• _Collected data entries_:
┌──

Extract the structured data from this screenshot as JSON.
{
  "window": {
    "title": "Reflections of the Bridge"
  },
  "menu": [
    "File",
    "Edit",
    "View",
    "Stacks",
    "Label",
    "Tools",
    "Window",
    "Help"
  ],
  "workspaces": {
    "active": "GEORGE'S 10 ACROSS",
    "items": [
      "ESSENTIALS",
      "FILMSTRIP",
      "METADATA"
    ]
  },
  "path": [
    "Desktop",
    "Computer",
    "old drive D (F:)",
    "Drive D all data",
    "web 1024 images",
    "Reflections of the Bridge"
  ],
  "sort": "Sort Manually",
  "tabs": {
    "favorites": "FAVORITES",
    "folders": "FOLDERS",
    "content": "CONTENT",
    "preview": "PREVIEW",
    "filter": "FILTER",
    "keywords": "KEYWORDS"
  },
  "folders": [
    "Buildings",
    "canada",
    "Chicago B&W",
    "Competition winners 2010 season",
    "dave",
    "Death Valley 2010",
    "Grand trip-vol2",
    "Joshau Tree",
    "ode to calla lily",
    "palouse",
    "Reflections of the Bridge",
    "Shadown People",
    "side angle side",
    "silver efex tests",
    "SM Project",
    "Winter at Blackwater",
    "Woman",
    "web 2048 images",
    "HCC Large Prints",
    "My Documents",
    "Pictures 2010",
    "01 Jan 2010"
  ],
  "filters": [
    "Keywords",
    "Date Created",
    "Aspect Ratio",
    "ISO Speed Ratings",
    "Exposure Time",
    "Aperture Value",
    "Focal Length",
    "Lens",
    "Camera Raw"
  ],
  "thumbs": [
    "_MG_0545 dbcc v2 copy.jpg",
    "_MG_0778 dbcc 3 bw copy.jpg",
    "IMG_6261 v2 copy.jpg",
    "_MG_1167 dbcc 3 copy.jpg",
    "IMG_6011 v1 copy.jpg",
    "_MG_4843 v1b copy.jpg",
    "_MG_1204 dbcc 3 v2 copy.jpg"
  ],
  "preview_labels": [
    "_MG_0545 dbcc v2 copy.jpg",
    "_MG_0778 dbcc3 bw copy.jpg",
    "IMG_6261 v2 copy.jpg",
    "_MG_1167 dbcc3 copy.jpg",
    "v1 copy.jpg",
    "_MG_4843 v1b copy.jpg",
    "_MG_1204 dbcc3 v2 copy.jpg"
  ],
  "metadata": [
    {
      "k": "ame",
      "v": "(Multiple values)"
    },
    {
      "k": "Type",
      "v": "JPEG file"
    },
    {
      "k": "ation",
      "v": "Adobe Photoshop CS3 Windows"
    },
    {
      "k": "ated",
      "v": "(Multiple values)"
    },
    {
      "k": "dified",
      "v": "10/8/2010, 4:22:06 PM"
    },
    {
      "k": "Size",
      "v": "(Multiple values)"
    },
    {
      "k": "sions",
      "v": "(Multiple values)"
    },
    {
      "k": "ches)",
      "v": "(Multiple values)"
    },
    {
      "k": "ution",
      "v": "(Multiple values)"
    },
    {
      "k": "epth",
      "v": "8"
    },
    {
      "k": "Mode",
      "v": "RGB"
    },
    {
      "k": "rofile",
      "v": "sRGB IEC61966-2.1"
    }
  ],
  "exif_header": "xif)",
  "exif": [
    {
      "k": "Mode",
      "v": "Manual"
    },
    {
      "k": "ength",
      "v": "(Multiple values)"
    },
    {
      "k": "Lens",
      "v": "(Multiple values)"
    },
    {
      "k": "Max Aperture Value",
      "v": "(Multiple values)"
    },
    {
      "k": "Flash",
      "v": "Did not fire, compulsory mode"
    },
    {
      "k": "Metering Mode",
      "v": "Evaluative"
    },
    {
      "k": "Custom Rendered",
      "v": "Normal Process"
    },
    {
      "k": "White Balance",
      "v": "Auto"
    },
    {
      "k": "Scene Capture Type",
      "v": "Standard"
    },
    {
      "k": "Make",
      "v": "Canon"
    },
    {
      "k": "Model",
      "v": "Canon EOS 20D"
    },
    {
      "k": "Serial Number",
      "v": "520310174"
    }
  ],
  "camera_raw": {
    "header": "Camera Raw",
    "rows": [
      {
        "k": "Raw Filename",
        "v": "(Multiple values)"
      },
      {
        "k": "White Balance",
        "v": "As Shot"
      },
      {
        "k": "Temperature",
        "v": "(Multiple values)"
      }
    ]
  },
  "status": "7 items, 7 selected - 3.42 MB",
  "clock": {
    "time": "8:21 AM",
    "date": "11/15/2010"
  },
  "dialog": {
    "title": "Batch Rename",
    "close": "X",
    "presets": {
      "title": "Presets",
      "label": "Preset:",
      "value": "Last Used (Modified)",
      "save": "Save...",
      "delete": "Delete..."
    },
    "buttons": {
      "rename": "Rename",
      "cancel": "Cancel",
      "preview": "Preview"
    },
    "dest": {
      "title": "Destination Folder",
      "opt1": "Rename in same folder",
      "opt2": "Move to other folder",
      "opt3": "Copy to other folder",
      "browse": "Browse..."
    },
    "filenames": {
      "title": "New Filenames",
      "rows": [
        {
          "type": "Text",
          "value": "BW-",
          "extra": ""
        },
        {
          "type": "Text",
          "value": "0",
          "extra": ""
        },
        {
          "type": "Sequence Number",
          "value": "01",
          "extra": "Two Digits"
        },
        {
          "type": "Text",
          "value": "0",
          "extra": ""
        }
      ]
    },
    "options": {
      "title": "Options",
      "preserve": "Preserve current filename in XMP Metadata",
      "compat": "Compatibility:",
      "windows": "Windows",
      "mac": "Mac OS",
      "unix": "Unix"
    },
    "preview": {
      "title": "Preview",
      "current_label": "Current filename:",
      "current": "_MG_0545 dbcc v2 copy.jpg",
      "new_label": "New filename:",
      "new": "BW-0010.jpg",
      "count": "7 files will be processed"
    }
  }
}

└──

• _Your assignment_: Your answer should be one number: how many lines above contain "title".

• _Answer below_: 7